Statues of great artists erected near museums
Cultural institutions have often been built at urban heights, granting visitors not only access to collections displayed indoors but also the chance to enjoy panoramic views from a monumental vantage point commonly perceived as an identifying icon of the respective city. Mount Mouseion, one of the hills surrounding Athens, has made an indelible imprint on European languages. The name, an allusion to its legendary dedication to the goddesses of literature, science and the arts, became renowned because of the cultural complex which for centuries dominated the skyline of ancient Alexandria and produced term museum. Many museums continue to stand on top of hills, and the people visiting them seem to ascend into cultural sublimation above and beyond commoner pursuits. The monumental amalgam of urbanism, public art and museum in the heart of the garden city culminated as funeral crown.

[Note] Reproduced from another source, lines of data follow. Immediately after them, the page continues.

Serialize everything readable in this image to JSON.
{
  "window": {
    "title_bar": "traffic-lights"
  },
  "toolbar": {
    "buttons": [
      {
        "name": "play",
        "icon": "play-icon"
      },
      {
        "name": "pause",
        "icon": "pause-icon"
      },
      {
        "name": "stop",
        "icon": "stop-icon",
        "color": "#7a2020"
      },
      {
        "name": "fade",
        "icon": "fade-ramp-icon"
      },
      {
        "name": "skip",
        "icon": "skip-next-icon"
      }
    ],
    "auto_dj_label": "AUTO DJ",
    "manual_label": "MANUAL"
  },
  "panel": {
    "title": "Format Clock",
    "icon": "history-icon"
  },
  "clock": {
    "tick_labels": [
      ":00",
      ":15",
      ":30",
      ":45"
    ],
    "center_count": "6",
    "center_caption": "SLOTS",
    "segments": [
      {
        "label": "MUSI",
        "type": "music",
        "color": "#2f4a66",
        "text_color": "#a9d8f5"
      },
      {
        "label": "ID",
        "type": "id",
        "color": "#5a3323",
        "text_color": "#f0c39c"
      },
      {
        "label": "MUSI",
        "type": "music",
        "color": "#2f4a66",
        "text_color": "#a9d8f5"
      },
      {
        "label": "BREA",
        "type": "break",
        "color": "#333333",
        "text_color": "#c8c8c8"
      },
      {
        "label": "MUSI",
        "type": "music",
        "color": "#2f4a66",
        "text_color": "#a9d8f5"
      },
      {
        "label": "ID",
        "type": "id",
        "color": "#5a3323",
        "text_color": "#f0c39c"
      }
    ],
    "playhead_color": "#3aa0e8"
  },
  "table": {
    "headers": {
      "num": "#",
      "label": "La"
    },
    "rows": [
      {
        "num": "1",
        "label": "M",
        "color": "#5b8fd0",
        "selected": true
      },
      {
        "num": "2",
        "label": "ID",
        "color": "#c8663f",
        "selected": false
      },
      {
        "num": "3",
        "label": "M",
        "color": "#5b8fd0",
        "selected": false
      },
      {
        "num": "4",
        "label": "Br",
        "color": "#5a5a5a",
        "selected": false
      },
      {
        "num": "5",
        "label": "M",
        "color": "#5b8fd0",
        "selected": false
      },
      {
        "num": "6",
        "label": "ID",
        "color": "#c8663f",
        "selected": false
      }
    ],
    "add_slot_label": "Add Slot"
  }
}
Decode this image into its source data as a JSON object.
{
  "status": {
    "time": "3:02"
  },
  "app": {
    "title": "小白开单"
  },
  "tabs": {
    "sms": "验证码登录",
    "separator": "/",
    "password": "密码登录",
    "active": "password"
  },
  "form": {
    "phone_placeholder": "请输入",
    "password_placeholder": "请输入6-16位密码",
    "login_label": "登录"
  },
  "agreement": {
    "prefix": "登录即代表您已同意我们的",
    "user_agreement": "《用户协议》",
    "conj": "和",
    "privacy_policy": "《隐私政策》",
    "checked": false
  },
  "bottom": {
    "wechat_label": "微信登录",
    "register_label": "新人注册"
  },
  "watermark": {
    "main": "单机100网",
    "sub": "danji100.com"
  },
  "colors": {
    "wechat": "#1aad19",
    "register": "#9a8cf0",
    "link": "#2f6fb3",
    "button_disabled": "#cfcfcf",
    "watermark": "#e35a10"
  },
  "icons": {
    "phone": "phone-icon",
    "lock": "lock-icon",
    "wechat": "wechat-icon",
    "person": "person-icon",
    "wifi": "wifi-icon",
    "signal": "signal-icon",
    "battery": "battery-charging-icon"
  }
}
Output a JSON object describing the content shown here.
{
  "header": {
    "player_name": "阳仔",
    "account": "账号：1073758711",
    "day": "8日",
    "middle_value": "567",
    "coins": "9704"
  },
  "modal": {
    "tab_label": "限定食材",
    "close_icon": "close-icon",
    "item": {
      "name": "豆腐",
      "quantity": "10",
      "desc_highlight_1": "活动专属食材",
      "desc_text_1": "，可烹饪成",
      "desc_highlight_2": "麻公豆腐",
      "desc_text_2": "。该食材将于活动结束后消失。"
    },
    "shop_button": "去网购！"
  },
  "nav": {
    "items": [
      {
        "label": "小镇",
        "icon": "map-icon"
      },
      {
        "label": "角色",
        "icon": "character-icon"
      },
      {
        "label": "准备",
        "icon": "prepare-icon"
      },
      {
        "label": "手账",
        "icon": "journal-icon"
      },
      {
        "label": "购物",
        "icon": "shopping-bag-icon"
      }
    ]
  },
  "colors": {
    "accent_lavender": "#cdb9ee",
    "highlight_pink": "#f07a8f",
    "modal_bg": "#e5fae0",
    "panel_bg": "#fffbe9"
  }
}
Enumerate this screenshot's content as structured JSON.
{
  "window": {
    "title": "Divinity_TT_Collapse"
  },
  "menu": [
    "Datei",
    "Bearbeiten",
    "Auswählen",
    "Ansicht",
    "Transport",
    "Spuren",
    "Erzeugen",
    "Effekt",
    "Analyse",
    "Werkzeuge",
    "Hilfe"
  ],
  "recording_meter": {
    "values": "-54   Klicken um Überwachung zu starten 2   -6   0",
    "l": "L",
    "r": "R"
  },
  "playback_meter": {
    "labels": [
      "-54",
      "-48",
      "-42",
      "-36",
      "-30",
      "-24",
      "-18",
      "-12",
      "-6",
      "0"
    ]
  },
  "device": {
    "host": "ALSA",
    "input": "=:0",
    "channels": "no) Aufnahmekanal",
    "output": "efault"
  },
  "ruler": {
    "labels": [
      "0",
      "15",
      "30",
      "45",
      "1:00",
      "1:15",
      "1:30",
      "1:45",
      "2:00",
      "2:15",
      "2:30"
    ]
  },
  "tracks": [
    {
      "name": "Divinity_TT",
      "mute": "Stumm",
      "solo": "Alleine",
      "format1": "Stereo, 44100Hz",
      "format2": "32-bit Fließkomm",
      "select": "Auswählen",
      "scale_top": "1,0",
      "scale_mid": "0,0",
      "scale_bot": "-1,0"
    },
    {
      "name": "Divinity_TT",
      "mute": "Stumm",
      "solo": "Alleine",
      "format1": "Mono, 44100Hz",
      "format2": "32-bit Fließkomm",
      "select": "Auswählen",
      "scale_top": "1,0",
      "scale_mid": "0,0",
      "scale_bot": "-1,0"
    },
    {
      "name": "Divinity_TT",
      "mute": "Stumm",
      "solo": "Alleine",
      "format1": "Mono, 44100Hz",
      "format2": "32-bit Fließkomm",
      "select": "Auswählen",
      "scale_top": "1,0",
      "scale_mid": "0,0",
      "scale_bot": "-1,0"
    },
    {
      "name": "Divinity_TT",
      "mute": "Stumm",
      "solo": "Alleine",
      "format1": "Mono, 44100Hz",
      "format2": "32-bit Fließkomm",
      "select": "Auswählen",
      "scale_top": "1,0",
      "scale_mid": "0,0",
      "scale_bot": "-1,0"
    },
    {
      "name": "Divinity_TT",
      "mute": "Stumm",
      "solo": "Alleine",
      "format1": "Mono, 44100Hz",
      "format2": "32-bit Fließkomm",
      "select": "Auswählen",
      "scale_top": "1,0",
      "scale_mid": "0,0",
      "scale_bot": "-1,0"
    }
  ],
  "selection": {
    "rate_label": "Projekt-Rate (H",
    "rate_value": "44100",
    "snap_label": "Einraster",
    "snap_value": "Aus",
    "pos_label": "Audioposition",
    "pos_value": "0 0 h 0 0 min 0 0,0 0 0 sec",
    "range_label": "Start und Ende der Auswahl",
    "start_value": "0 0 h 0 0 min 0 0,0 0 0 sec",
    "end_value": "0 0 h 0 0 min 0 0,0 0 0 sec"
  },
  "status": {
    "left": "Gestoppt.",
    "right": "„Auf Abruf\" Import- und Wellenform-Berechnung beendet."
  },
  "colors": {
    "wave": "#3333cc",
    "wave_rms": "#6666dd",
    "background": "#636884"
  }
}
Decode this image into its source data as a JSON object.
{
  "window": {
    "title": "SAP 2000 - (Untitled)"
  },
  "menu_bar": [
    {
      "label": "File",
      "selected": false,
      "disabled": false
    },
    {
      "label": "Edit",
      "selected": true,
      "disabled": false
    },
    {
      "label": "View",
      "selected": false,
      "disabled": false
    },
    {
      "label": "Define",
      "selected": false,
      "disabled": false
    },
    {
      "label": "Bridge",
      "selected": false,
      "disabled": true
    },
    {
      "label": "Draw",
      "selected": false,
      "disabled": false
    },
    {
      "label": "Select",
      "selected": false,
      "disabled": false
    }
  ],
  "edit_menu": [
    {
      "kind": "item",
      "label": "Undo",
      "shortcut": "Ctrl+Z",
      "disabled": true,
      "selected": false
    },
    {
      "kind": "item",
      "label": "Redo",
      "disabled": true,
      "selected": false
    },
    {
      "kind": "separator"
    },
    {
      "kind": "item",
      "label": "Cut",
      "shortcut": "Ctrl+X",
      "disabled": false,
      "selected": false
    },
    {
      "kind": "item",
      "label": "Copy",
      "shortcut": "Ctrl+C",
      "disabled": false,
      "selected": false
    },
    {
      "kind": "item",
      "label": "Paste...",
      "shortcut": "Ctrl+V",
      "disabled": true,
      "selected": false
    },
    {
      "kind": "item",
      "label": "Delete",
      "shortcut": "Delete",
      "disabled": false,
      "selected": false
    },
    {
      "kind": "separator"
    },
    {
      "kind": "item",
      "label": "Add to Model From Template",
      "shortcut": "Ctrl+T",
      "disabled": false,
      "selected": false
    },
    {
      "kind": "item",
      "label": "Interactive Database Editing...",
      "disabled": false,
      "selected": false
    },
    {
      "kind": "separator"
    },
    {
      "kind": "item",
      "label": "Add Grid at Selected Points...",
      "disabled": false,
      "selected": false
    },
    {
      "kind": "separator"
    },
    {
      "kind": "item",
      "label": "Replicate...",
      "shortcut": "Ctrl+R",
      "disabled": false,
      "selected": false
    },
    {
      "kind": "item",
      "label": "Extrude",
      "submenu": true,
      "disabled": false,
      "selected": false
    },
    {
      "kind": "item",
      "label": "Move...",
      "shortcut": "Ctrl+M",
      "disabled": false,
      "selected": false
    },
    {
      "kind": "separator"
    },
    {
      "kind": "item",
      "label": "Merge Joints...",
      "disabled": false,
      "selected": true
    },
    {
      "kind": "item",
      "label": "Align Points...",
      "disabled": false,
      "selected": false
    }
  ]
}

Joseph Maria Olbrich considered both the tower and the exhibition hall crowning the hill as the culmination of the Mathildenhohe.